> [EXERCISE DATA]:
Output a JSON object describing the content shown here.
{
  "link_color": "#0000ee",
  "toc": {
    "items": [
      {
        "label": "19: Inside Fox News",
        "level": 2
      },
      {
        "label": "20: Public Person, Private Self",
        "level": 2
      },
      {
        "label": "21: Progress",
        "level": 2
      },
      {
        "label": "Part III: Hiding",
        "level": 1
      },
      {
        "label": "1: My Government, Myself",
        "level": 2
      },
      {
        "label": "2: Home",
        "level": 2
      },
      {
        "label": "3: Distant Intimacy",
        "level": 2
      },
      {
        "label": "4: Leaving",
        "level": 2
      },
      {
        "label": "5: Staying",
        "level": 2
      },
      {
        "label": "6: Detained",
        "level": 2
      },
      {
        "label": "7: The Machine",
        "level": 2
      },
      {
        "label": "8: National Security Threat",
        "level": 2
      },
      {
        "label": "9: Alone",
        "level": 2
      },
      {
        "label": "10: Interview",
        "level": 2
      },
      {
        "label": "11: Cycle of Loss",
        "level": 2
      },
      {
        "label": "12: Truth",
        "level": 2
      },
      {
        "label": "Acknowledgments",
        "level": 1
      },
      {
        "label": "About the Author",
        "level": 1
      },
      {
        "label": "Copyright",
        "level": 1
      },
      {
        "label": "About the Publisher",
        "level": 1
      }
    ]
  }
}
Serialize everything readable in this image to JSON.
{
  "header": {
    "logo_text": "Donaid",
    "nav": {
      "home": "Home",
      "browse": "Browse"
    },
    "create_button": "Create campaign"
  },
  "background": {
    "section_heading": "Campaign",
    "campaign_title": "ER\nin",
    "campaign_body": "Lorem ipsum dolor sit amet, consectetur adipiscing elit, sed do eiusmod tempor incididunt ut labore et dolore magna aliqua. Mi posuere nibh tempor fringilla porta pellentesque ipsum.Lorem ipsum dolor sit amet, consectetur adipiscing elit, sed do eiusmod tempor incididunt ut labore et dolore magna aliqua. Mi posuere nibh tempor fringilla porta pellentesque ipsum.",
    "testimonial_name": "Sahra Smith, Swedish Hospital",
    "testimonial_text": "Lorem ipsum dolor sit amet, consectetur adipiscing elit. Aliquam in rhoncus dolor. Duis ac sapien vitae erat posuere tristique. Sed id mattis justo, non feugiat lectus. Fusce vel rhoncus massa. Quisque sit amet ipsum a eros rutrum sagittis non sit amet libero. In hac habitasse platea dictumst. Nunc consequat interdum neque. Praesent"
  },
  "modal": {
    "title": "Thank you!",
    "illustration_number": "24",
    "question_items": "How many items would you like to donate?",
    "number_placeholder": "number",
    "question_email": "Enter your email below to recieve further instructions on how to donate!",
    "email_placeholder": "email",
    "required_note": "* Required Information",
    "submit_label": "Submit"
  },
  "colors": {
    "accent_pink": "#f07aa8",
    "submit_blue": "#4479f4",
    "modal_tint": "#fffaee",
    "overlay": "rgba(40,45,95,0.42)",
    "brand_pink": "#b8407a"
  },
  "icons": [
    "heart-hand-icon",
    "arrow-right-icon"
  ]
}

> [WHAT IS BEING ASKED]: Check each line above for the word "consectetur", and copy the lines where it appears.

> [EXERCISE OUTPUT]:
    "campaign_body": "Lorem ipsum dolor sit amet, consectetur adipiscing elit, sed do eiusmod tempor incididunt ut labore et dolore magna aliqua. Mi posuere nibh tempor fringilla porta pellentesque ipsum.Lorem ipsum dolor sit amet, consectetur adipiscing elit, sed do eiusmod tempor incididunt ut labore et dolore magna aliqua. Mi posuere nibh tempor fringilla porta pellentesque ipsum.",
    "testimonial_text": "Lorem ipsum dolor sit amet, consectetur adipiscing elit. Aliquam in rhoncus dolor. Duis ac sapien vitae erat posuere tristique. Sed id mattis justo, non feugiat lectus. Fusce vel rhoncus massa. Quisque sit amet ipsum a eros rutrum sagittis non sit amet libero. In hac habitasse platea dictumst. Nunc consequat interdum neque. Praesent"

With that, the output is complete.